Straight from the Hive: Classic Recipes for an Ancient food

honeynutsaladHoney is an ancient food, of that, there’s no doubt. And, it’s an odd food–the nectar of a flower digested by an insect. Honey is made up of fructose, glucose and water. It’s not suitable for infants, so the National Honey Board suggests that parents not feed honey to babies. Honey may harbor a kind of bacteria that is dangerous for infants, but benign for older children and adults. And when you hear of bears fending off angry bees to steal honey, it’s not the honey they’re after, but the brood. The young immature bees are pure protein.
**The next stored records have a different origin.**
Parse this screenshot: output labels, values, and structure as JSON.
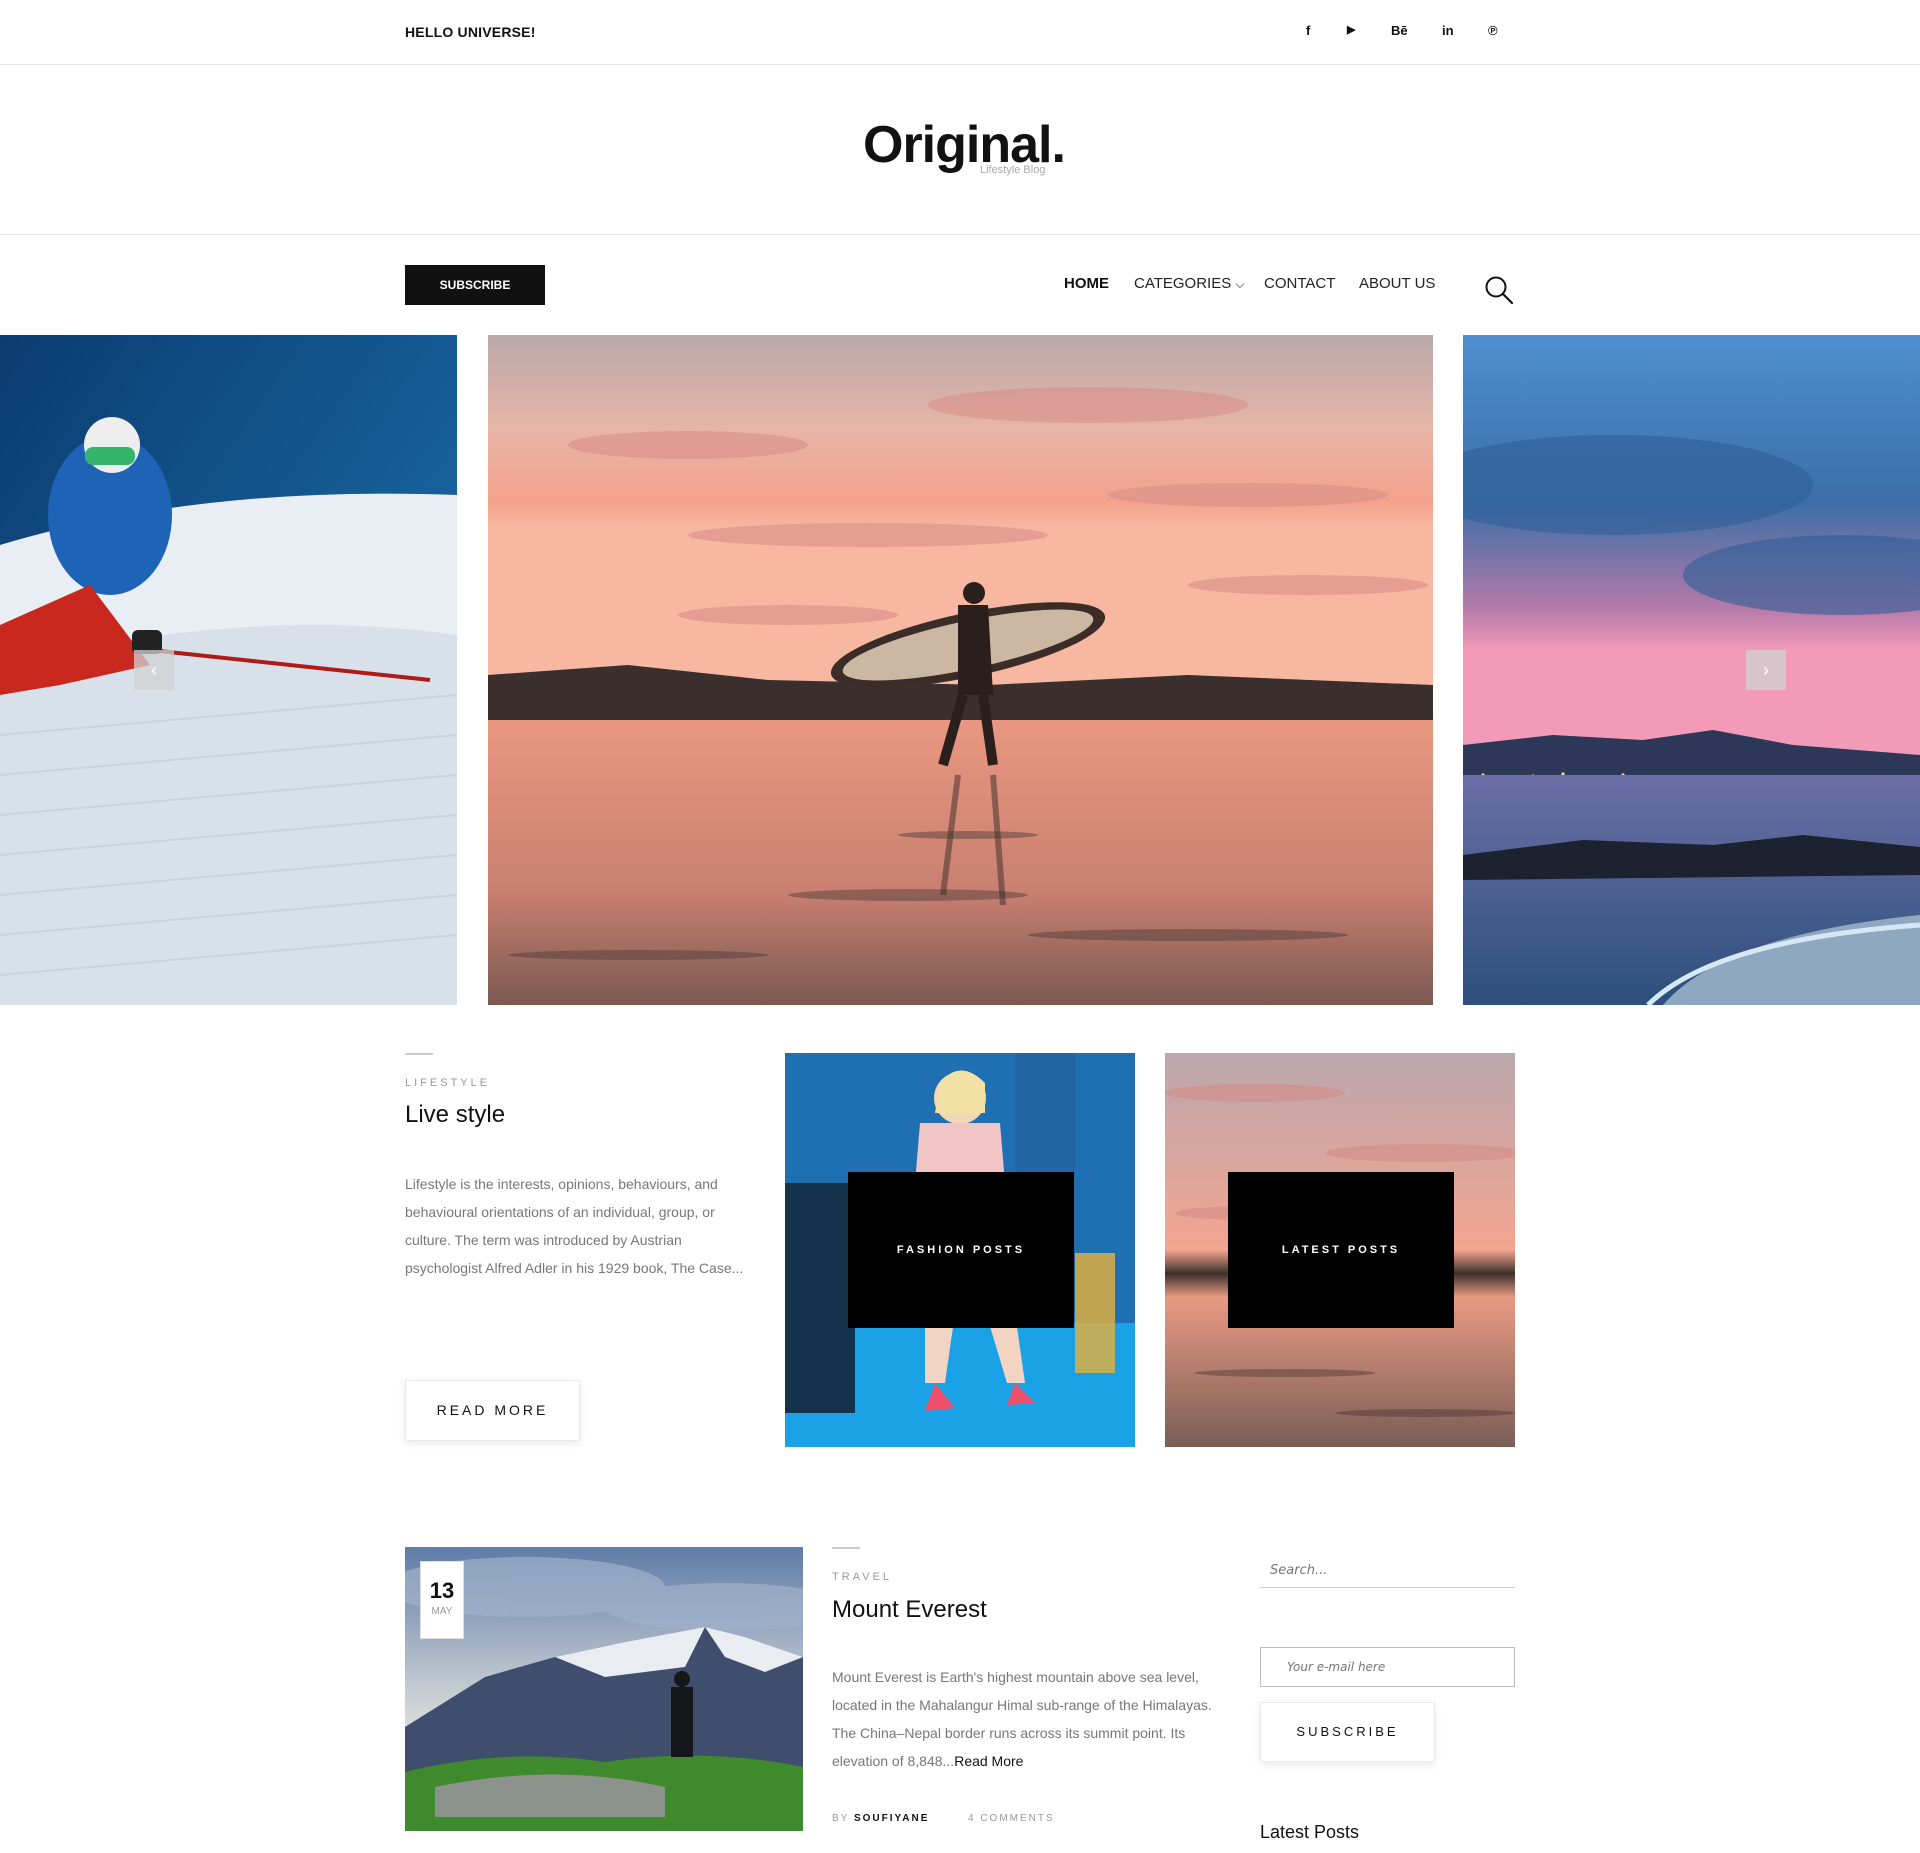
{
  "topbar": {
    "greeting": "HELLO UNIVERSE!",
    "social": [
      {
        "icon": "facebook-icon",
        "label": "f"
      },
      {
        "icon": "youtube-icon",
        "label": "▶"
      },
      {
        "icon": "behance-icon",
        "label": "Bē"
      },
      {
        "icon": "linkedin-icon",
        "label": "in"
      },
      {
        "icon": "pinterest-icon",
        "label": "℗"
      }
    ]
  },
  "brand": {
    "logo": "Original.",
    "tagline": "Lifestyle Blog"
  },
  "nav": {
    "subscribe_label": "SUBSCRIBE",
    "items": [
      "HOME",
      "CATEGORIES",
      "CONTACT",
      "ABOUT US"
    ],
    "categories_caret": "⌵"
  },
  "slider": {
    "prev": "‹",
    "next": "›"
  },
  "featured": {
    "category": "LIFESTYLE",
    "title": "Live style",
    "excerpt": "Lifestyle is the interests, opinions, behaviours, and behavioural orientations of an individual, group, or culture. The term was introduced by Austrian psychologist Alfred Adler in his 1929 book, The Case...",
    "read_more": "READ MORE",
    "cards": [
      "FASHION POSTS",
      "LATEST POSTS"
    ]
  },
  "post": {
    "day": "13",
    "month": "MAY",
    "category": "TRAVEL",
    "title": "Mount Everest",
    "excerpt": "Mount Everest is Earth's highest mountain above sea level, located in the Mahalangur Himal sub-range of the Himalayas. The China–Nepal border runs across its summit point. Its elevation of 8,848...",
    "read_more": "Read More",
    "by_label": "BY",
    "author": "SOUFIYANE",
    "comments": "4 COMMENTS"
  },
  "sidebar": {
    "search_placeholder": "Search...",
    "email_placeholder": "Your e-mail here",
    "subscribe_label": "SUBSCRIBE",
    "latest_heading": "Latest Posts"
  }
}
Although many recipes offer suggestions for substituting sugar with honey, it’s not always easy. Try first to halve the amount of sugar and add honey. But keep in mind that honey isn’t simply a sugar substitute but a delicacy of its own. It has a range of 300 flavors–from eucalyptus to wildflower nectars. The lighter the color, the milder the flavor will be. For example, clover will be milder than alfalfa.
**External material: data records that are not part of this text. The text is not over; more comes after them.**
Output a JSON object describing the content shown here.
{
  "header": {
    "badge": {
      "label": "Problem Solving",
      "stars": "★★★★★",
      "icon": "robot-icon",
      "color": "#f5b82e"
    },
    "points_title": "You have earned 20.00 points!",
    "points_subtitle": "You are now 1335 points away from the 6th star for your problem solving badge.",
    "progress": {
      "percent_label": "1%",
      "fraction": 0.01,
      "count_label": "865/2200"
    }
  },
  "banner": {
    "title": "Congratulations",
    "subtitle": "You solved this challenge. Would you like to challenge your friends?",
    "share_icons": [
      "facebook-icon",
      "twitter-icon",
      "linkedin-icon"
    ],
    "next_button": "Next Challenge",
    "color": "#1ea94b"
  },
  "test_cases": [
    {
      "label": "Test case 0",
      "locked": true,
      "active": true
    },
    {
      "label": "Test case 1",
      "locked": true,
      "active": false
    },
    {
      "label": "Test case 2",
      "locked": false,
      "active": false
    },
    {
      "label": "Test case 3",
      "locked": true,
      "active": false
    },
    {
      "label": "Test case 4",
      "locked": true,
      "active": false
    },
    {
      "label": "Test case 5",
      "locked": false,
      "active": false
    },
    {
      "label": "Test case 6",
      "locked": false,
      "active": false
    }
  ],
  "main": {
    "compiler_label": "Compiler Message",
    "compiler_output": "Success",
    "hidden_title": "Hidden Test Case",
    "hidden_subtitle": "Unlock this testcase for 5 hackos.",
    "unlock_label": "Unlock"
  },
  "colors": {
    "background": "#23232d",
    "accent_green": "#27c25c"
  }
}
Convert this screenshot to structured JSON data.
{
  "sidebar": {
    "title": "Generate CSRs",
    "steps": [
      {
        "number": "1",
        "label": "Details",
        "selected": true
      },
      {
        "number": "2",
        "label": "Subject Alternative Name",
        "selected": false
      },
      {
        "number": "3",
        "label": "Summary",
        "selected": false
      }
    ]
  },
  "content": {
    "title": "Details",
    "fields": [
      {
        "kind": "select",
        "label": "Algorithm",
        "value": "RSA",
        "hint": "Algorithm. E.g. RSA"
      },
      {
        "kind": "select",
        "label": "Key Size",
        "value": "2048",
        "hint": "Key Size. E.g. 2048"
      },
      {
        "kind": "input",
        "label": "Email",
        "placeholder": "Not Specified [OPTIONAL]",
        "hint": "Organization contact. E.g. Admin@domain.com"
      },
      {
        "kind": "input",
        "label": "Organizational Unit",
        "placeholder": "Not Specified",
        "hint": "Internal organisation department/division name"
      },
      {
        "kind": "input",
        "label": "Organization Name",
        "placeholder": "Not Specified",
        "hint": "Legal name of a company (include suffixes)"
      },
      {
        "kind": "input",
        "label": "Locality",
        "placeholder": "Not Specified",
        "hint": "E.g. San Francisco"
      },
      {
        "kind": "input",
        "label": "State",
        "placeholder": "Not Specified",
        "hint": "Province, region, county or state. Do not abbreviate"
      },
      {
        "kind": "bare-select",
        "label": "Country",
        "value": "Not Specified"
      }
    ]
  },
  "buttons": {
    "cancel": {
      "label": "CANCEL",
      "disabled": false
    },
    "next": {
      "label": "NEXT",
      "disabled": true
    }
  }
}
HONEY BAKED NUTS IN A WINTER GREENS SALAD

Nuts such as walnuts or pecans will form a caramelized crust when baked in honey for 15 minutes at 350 degrees. Try two tablespoons of honey for ½ cup of nuts. If you’d like them to be spicy add a pinch of cayenne pepper. Serve the sweetened nuts with fruit salad. Try the spicy and sweet nuts in a winter bitter greens salad, with vinaigrette dressing and shavings of blue cheese.
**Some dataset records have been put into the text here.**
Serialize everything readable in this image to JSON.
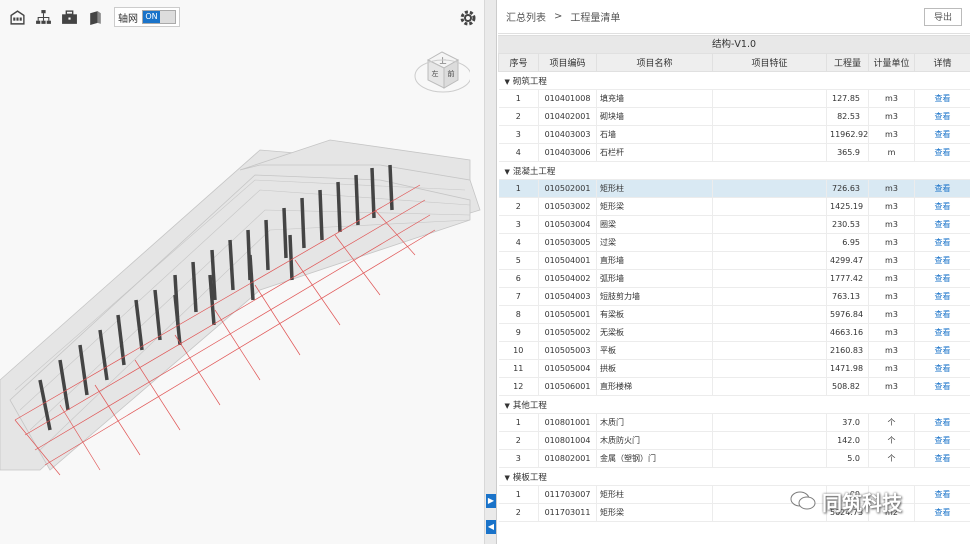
{
  "toolbar": {
    "icons": [
      "building-icon",
      "hierarchy-icon",
      "toolbox-icon",
      "box-icon"
    ],
    "axis_label": "轴网",
    "axis_toggle": "ON"
  },
  "viewcube": {
    "top": "上",
    "left": "左",
    "front": "前"
  },
  "breadcrumb": {
    "root": "汇总列表",
    "sep": ">",
    "current": "工程量清单"
  },
  "export_label": "导出",
  "version": "结构-V1.0",
  "columns": [
    "序号",
    "项目编码",
    "项目名称",
    "项目特征",
    "工程量",
    "计量单位",
    "详情"
  ],
  "groups": [
    {
      "name": "砌筑工程",
      "rows": [
        {
          "no": "1",
          "code": "010401008",
          "name": "填充墙",
          "qty": "127.85",
          "unit": "m3",
          "detail": "查看"
        },
        {
          "no": "2",
          "code": "010402001",
          "name": "砌块墙",
          "qty": "82.53",
          "unit": "m3",
          "detail": "查看"
        },
        {
          "no": "3",
          "code": "010403003",
          "name": "石墙",
          "qty": "11962.92",
          "unit": "m3",
          "detail": "查看"
        },
        {
          "no": "4",
          "code": "010403006",
          "name": "石栏杆",
          "qty": "365.9",
          "unit": "m",
          "detail": "查看"
        }
      ]
    },
    {
      "name": "混凝土工程",
      "rows": [
        {
          "no": "1",
          "code": "010502001",
          "name": "矩形柱",
          "qty": "726.63",
          "unit": "m3",
          "detail": "查看",
          "selected": true
        },
        {
          "no": "2",
          "code": "010503002",
          "name": "矩形梁",
          "qty": "1425.19",
          "unit": "m3",
          "detail": "查看"
        },
        {
          "no": "3",
          "code": "010503004",
          "name": "圈梁",
          "qty": "230.53",
          "unit": "m3",
          "detail": "查看"
        },
        {
          "no": "4",
          "code": "010503005",
          "name": "过梁",
          "qty": "6.95",
          "unit": "m3",
          "detail": "查看"
        },
        {
          "no": "5",
          "code": "010504001",
          "name": "直形墙",
          "qty": "4299.47",
          "unit": "m3",
          "detail": "查看"
        },
        {
          "no": "6",
          "code": "010504002",
          "name": "弧形墙",
          "qty": "1777.42",
          "unit": "m3",
          "detail": "查看"
        },
        {
          "no": "7",
          "code": "010504003",
          "name": "短肢剪力墙",
          "qty": "763.13",
          "unit": "m3",
          "detail": "查看"
        },
        {
          "no": "8",
          "code": "010505001",
          "name": "有梁板",
          "qty": "5976.84",
          "unit": "m3",
          "detail": "查看"
        },
        {
          "no": "9",
          "code": "010505002",
          "name": "无梁板",
          "qty": "4663.16",
          "unit": "m3",
          "detail": "查看"
        },
        {
          "no": "10",
          "code": "010505003",
          "name": "平板",
          "qty": "2160.83",
          "unit": "m3",
          "detail": "查看"
        },
        {
          "no": "11",
          "code": "010505004",
          "name": "拱板",
          "qty": "1471.98",
          "unit": "m3",
          "detail": "查看"
        },
        {
          "no": "12",
          "code": "010506001",
          "name": "直形楼梯",
          "qty": "508.82",
          "unit": "m3",
          "detail": "查看"
        }
      ]
    },
    {
      "name": "其他工程",
      "rows": [
        {
          "no": "1",
          "code": "010801001",
          "name": "木质门",
          "qty": "37.0",
          "unit": "个",
          "detail": "查看"
        },
        {
          "no": "2",
          "code": "010801004",
          "name": "木质防火门",
          "qty": "142.0",
          "unit": "个",
          "detail": "查看"
        },
        {
          "no": "3",
          "code": "010802001",
          "name": "金属（塑钢）门",
          "qty": "5.0",
          "unit": "个",
          "detail": "查看"
        }
      ]
    },
    {
      "name": "模板工程",
      "rows": [
        {
          "no": "1",
          "code": "011703007",
          "name": "矩形柱",
          "qty": "00",
          "unit": "",
          "detail": "查看"
        },
        {
          "no": "2",
          "code": "011703011",
          "name": "矩形梁",
          "qty": "5024.73",
          "unit": "m2",
          "detail": "查看"
        }
      ]
    }
  ],
  "watermark": "同筑科技"
}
Serves one.

  • 2 cups of winter greens: spinach, arugula, radicchio, sliced radishes, Belgian endive
  • Shavings of blue, Roquefort or Gorgonzola cheese
  • ½ cup honey-baked large walnut or pecan pieces
  • Vinaigrette dressing: 1 tablespoon lemon juice, 3 tablespoon olive oil, ½ teaspoon of Dijon mustard, salt and pepper to taste.

CORNISH BAKED HENS IN LEMON AND HONEY

  • 1/3 cup honey
  • 1/3 cup freshly squeezed lemon juice
  • 2 teaspoons cinnamon
  • 2 garlic cloves, minced
  • 2 Cornish hens

Combine all ingredients and pour over the hens. Place the leftover squeezed lemons in the cavity of the hens. Bake at 350 degrees for 40 minutes, or until the juices of the hen run clear.

GRILLED SALMON WITH HONEY

  • 3 tablespoons brown sugar
  • 3 tablespoons honey
  • kosher salt, about 1 teaspoon, or to taste
  • 1 pound of salmon fillet
  • lemon wedges

Mix brown sugar and honey. Sprinkle the skinned side of the salmon with brown sugar and honey mixture. Then sprinkle lightly with kosher salt. Grill the skinned side first and the brown sugar and honey will form a rich lacquer glaze. Check frequently so that the brown sugar, honey mixture does not burn. When it reaches a brown glaze, flip the salmon gently and finish cooking with the skin closest to the fire. Grill thoroughly and serve with a wedge of lemon.

HONEY BUTTERS:

Pistachio nut butter: Roast 1/4 cup pistachios at 350 degrees for 5 minutes. Chop finely and add to 1/2 stick of butter and 3 tablespoons of honey. Serve over roasted or steamed carrots, sweet potatoes or baked onions.

  • Combine five peeled carrots, one peeled and quartered sweet potato and one peeled and quartered yellow onion in a baking pan. Coat with honey butter and sprinkle with salt and pepper. Bake for 40 minutes at 350 degrees or until vegetables are tender. Vegetables may also be steamed and then coated with honey butter. Serve immediately.

Orange zest butter: 2 teaspoons of finely chopped orange zest (preferably from organically grown oranges) to 1/2 stick of butter and 3 tablespoons of honey. Serve with scones or biscuits.

Helpful websites

  • www.nhb.org, the National Honey Board is filled with facts and anecdotes about honey.
  • www.honey.com contains recipes for cooking with honey.